Nokia will use its MeeGo platform to develop disruptive tablet PC software in a bid to prevent a repeat of its smartphone problems, a senior executive says.
The vendor’s chief technology officer Rich Green said he was disappointed the firm had to partner with another firm in smartphones, and said Nokia was determined never to be caught from behind again.
“[A]s we evaluate the feedback from MeeGo we’re going to consider that feedback, and the technology therein, for inclusion in our…next generation technologies or platform technologies,” Green pledged in a video blog.
The statement is a clear indication the firm will stay true to its word to keep backing MeeGo and Symbian despite throwing its lot in with Microsoft with a deal to use Windows Phone.

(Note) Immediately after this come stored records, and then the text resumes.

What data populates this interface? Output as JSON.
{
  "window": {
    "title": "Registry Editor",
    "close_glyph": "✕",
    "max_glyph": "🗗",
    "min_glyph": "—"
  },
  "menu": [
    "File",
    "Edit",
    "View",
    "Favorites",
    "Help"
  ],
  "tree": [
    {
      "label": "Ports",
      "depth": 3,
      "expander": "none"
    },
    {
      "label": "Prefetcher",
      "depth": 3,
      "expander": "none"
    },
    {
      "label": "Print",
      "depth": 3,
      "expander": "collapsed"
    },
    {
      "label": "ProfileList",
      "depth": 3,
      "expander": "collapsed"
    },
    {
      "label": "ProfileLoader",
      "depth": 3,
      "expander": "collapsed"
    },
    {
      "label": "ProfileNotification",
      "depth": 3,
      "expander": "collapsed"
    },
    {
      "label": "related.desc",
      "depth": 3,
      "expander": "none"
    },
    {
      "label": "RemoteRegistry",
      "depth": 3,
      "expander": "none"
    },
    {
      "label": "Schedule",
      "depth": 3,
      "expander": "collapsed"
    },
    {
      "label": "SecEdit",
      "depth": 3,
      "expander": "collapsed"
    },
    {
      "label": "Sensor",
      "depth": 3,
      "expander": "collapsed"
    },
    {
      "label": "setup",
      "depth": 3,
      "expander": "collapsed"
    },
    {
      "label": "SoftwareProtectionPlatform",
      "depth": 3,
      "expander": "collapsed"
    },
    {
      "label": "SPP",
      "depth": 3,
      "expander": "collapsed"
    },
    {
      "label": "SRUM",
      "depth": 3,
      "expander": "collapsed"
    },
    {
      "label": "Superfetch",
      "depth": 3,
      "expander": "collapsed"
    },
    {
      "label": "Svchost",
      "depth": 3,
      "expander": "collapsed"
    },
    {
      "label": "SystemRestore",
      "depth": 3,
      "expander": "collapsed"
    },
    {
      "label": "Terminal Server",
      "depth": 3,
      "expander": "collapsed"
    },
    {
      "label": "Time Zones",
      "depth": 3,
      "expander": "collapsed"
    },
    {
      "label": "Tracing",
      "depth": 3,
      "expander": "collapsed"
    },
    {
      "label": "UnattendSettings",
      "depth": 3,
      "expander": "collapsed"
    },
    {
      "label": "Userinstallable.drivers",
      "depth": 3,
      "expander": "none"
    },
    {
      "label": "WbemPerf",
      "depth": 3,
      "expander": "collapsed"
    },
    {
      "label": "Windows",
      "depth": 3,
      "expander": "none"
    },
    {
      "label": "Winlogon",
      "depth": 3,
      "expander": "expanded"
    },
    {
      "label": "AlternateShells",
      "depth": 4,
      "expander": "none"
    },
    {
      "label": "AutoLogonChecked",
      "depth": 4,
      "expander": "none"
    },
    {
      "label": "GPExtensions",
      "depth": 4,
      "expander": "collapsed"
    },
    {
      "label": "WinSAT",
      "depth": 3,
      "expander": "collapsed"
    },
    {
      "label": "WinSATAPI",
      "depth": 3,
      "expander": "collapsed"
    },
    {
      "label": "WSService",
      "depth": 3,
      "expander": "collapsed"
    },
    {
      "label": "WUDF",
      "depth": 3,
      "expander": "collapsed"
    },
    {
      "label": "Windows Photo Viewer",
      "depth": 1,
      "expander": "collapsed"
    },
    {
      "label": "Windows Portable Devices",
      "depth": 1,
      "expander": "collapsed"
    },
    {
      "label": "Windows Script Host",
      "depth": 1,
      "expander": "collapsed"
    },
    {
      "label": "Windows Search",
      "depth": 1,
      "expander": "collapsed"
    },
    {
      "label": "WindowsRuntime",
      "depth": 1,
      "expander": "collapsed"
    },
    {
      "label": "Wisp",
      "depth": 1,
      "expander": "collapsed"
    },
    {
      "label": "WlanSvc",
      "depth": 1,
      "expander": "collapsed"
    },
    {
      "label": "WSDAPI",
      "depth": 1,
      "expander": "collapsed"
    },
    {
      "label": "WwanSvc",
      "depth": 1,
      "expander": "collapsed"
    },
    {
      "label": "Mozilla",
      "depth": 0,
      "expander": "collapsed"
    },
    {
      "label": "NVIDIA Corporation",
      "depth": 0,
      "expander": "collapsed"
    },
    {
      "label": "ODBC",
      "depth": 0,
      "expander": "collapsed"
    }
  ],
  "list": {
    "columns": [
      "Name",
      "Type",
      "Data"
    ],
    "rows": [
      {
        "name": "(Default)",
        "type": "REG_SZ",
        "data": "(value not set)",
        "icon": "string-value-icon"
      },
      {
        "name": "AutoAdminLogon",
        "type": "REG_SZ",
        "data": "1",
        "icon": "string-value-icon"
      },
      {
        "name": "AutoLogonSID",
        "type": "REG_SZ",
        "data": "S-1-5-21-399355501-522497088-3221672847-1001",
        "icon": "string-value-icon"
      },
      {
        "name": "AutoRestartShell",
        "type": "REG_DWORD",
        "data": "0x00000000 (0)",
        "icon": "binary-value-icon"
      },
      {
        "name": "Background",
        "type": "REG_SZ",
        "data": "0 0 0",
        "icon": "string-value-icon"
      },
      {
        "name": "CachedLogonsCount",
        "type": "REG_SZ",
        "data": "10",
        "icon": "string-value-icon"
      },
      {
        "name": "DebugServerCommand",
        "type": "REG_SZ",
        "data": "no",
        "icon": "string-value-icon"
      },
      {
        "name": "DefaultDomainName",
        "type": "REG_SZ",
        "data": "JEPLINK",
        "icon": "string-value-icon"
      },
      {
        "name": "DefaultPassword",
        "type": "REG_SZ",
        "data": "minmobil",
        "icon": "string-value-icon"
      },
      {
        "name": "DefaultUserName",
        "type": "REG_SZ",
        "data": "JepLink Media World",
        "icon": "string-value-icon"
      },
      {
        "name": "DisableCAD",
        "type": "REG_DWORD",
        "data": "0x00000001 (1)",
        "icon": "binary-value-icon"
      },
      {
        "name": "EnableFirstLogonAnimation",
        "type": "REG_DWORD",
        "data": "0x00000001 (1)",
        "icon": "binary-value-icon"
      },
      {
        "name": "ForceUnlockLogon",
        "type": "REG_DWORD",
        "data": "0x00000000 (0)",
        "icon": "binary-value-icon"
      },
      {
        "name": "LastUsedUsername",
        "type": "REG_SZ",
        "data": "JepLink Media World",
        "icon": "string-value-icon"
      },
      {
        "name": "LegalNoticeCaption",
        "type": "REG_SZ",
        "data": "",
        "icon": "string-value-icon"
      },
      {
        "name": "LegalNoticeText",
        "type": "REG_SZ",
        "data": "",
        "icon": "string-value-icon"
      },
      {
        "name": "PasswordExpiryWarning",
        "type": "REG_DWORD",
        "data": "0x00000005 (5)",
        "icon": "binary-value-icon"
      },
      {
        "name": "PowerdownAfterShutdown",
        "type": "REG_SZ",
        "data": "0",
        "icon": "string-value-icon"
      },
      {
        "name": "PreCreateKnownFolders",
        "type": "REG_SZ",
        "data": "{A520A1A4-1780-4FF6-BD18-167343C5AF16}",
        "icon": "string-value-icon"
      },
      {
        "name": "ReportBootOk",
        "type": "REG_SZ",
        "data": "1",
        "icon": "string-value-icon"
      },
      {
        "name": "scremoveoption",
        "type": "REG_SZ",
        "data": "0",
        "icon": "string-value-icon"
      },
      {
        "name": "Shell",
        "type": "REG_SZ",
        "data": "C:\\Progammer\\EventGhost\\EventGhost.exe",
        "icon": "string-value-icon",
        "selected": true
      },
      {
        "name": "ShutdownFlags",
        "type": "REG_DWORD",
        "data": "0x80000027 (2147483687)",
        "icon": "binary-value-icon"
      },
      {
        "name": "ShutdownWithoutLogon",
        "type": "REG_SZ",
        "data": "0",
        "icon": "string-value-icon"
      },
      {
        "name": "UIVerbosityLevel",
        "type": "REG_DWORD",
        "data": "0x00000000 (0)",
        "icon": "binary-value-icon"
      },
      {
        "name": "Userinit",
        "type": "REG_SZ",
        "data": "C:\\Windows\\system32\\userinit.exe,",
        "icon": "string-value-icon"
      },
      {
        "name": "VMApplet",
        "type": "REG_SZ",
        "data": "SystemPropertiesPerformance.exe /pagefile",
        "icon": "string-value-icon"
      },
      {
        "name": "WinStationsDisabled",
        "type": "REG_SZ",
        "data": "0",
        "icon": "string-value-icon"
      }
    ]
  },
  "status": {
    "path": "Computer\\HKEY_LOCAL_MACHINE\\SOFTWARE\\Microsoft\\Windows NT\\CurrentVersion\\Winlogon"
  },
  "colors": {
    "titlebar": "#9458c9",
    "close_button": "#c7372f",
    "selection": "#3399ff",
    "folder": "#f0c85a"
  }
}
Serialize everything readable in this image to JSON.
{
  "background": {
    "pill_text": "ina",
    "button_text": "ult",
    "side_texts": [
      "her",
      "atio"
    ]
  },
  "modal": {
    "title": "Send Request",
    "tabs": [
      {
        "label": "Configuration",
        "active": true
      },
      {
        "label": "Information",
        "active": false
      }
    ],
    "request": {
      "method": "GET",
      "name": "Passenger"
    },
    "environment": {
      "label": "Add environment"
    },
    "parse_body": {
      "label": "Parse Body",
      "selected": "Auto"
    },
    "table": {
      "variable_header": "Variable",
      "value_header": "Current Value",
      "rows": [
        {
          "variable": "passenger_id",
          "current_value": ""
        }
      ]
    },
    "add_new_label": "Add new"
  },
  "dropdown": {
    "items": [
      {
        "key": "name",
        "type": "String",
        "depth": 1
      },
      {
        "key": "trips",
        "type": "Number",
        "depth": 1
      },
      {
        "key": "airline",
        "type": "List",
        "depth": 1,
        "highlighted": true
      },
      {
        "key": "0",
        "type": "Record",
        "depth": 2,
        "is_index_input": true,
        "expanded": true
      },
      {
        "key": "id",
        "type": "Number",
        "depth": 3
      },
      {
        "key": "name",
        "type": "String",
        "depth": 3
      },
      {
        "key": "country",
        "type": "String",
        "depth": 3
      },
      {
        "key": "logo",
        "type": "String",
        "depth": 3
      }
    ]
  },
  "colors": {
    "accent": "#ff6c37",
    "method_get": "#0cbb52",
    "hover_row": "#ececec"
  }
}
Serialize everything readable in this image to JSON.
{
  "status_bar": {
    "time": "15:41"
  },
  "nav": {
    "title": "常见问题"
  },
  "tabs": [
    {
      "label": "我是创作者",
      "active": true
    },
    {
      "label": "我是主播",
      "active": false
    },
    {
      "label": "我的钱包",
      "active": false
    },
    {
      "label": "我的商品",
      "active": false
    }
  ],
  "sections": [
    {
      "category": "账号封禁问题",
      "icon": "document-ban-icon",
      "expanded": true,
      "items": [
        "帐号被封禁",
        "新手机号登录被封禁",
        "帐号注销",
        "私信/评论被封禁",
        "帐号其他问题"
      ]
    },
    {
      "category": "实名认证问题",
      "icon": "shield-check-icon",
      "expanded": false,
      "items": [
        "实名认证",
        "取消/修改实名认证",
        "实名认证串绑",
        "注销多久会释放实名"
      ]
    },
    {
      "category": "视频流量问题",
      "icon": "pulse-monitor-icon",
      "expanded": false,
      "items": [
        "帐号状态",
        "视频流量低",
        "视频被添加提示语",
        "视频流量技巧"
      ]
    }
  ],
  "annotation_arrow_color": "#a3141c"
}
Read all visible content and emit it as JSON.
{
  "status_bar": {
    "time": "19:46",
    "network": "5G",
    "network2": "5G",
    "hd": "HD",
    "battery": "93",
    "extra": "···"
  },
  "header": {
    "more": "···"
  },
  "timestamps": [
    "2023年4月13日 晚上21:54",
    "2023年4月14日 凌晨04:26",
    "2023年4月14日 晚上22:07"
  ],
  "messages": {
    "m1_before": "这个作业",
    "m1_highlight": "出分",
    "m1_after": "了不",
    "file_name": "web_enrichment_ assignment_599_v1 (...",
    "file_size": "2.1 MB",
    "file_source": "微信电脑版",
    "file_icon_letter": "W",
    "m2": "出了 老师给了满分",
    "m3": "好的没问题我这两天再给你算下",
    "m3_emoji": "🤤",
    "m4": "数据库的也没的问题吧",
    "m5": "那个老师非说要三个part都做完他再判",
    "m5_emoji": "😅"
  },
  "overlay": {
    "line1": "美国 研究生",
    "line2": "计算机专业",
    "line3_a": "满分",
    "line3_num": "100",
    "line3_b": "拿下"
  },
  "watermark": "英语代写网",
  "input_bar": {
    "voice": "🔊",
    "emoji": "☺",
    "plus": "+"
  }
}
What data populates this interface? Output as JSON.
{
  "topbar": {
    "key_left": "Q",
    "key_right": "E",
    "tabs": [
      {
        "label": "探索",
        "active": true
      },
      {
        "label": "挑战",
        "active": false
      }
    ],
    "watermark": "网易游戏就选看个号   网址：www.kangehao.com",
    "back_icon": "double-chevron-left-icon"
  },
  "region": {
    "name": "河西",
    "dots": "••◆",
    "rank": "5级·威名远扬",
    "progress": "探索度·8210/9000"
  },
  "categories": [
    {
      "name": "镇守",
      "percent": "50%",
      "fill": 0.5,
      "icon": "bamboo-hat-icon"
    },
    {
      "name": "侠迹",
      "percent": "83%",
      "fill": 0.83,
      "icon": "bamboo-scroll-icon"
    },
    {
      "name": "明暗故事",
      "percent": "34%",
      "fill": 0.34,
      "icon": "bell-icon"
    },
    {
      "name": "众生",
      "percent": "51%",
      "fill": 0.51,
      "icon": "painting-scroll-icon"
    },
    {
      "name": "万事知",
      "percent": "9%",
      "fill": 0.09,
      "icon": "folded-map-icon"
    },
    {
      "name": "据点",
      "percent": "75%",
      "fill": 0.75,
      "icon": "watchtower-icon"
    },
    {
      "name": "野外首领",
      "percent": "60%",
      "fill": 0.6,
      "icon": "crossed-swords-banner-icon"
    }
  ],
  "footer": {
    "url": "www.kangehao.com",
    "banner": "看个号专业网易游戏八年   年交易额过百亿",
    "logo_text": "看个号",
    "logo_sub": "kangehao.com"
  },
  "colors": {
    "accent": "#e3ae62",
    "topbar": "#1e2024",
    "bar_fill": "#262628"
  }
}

Green confirmed only one commercial MeeGo device will launch in 2011, but said the unit is “critically important,” in terms of feedback.
He expects reviews to be positive, after trialing the unit. “I’ve seen the device running and it’s beautiful, and elegant, and the hardware is interesting and the software is powerful.”
The MeeGo device’s user interface is powered by Nokia’s QML mobile apps development software, which will also feature heavily in future Symbian smartphones.
Green revealed there is “new hardware in the pipeline,” and predicted another 150 million Symbian smartphones will be shipped. “Operating system platforms don’t quickly go away,” he explained.
The units will benefit from an updated user interface and gigahertz-capacity chipsets, Green said noting that the near 250 million Symbian handsets already shipped should keep the platform in developer’s crosshairs.